The triple tragedy of Christian persecution in Middle East
The Associated Press
Pakistani Christian worshippers prayed Sept. 23 in a special mass for the victims of a suicide bombing in Peshawar. The brutal assault killed many worshippers the previous day.
Published: 10 November 2013 05:42 PM
Updated: 10 November 2013 05:56 PM
Coptic Christians joyfully waited outside the Virgin Church in Cairo for the bride to arrive. … Instead, bearded men on a motorcycle pulled up and fired. … “We heard gunfire and ran outside to find people and children lying on the ground swimming in their blood,” said Father Sawiris Boshra.
Reuters, Oct. 21
Christians in the broader Middle East, it seems, are in the crosshairs. In September, two Taliban suicide bombers rushed All Saints Church in Peshawar, Pakistan, as worshippers exited. One exploded his bomb outside, one inside. Eighty-two people were slaughtered. In March, two churches and about 100 Christian homes were ransacked in Lahore.
Today, millions of Christians and other religious minorities are facing vile persecution. Many Christians are struggling to escape from the countries where their ancestors have lived for two millennia. The human tragedy unfolding in these countries is profoundly disturbing. But the tragedy extends beyond the suffering of individuals and families.
Next month in Rome, Georgetown University, in partnership with Baylor University, will showcase the findings of a two-year study on Christianity and freedom. Three dozen scholars will assemble to discuss what Christians have contributed to freedom and prosperity in their own countries, and, implicitly, what will be lost if those countries are emptied of their Christian populations.
The countries include Egypt, where the holy family fled when Jesus was a baby. Many Christians now are exiting Egypt in the wake of the badly misnamed “Arab Spring.” In August alone, scores of churches were torched, some of them dating to the fifth century.
They include Syria, Paul’s destination when he was called by Jesus. Today, many Syrian Christians have fled, fearing the prospects of an Islamist regime. One village, Maaloula, is one of the last places on Earth where Aramaic, the language of Jesus, is still spoken. In September, it was overrun by Islamist terrorists.
In Iraq, Christians once enjoyed a fragile stability under Saddam Hussein, but since his fall they have been targets of fierce persecution. The Christian presence in Iraq, as elsewhere, is rapidly diminishing.

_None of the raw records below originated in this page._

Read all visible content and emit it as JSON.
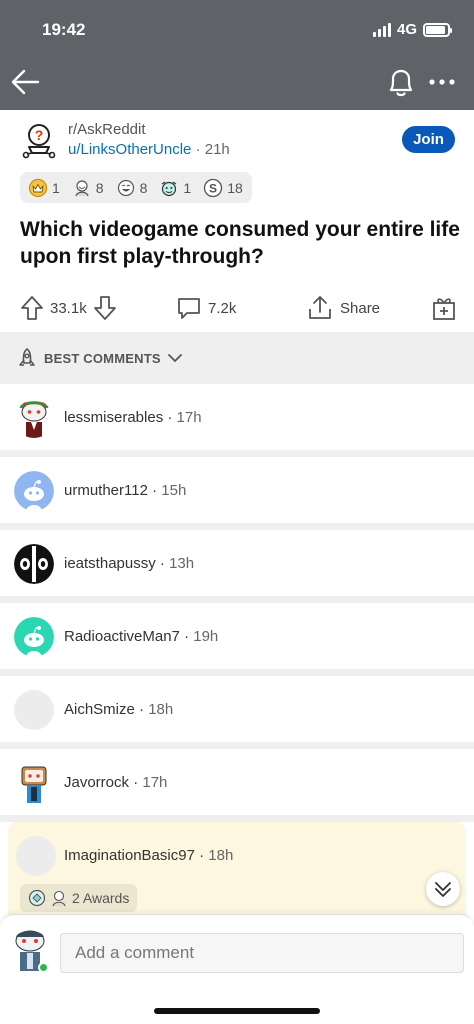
{
  "status": {
    "time": "19:42",
    "network": "4G"
  },
  "post": {
    "subreddit": "r/AskReddit",
    "author": "u/LinksOtherUncle",
    "separator": "·",
    "age": "21h",
    "join_label": "Join",
    "awards": [
      {
        "icon": "gold-award-icon",
        "count": "1"
      },
      {
        "icon": "wholesome-award-icon",
        "count": "8"
      },
      {
        "icon": "laughing-award-icon",
        "count": "8"
      },
      {
        "icon": "hugz-award-icon",
        "count": "1"
      },
      {
        "icon": "silver-award-icon",
        "count": "18"
      }
    ],
    "title": "Which videogame consumed your entire life upon first play-through?",
    "upvotes": "33.1k",
    "comments_count": "7.2k",
    "share_label": "Share"
  },
  "sort": {
    "label": "BEST COMMENTS"
  },
  "comments": [
    {
      "user": "lessmiserables",
      "time": "17h",
      "avatar": "snoo-wreath-avatar"
    },
    {
      "user": "urmuther112",
      "time": "15h",
      "avatar": "default-blue-avatar"
    },
    {
      "user": "ieatsthapussy",
      "time": "13h",
      "avatar": "black-pattern-avatar"
    },
    {
      "user": "RadioactiveMan7",
      "time": "19h",
      "avatar": "default-teal-avatar"
    },
    {
      "user": "AichSmize",
      "time": "18h",
      "avatar": "empty-avatar"
    },
    {
      "user": "Javorrock",
      "time": "17h",
      "avatar": "snoo-tv-avatar"
    },
    {
      "user": "ImaginationBasic97",
      "time": "18h",
      "avatar": "empty-avatar",
      "awards_label": "2 Awards"
    }
  ],
  "composer": {
    "placeholder": "Add a comment"
  },
  "colors": {
    "header": "#5f6368",
    "join": "#0a59b8",
    "author_link": "#0b6fb8",
    "highlight": "#fcf7de"
  }
}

Christian communities have helped shape the history and culture of the Middle East. Indeed, Christian minorities the world over have contributed significantly to the societies in which they live. In China, Vietnam, India, Iraq, Egypt, Pakistan and throughout Africa, Christian schools have dramatically increased literacy. Christian development agencies and NGOs reduce poverty, provide clean water, build hospitals and clinics, and teach young mothers how to care for their children.
Perhaps most importantly, and most ironically, Christians have brought to the Middle East and elsewhere the ideas and institutions of freedom. While Christianity has its own mixed history, it has in the modern era championed equality under the law, economic opportunity and religious freedom for all people. If Middle Eastern countries continue to repress and expel their Christian populations, the fading prospect of stable, free societies will virtually disappear.
A final tragedy is this. The United States does not appear to see the national security implications of a Christian-free zone in the Middle East. The current administration fears that it will alienate Muslim populations if it is seen to protect Christians. In fact, to be consistent with our values, the United States must support religious freedom for everyone, not just Christians.
But Christians are part of “everyone.” And the reality is that they, as well as the institutions and habits they bolster, are important elements of stability in the Middle East. American diplomacy, notoriously religion-averse, must wake up: Religion in general — and sometimes Christianity in particular — is a vital part of the world diplomats engage in defense of American interests.
Among the distinguished speakers at our Rome conference will be Archbishop Louis Raphael Sako, the Chaldean patriarch of Iraq. The title of his speech: “Christianity Matters: What the Middle East Will Lose if Christians Flee.”
It is a profoundly important question, one we fail to address at our collective peril.
Baylor University President Ken Starr may be contacted through Office_of_President@baylor.edu.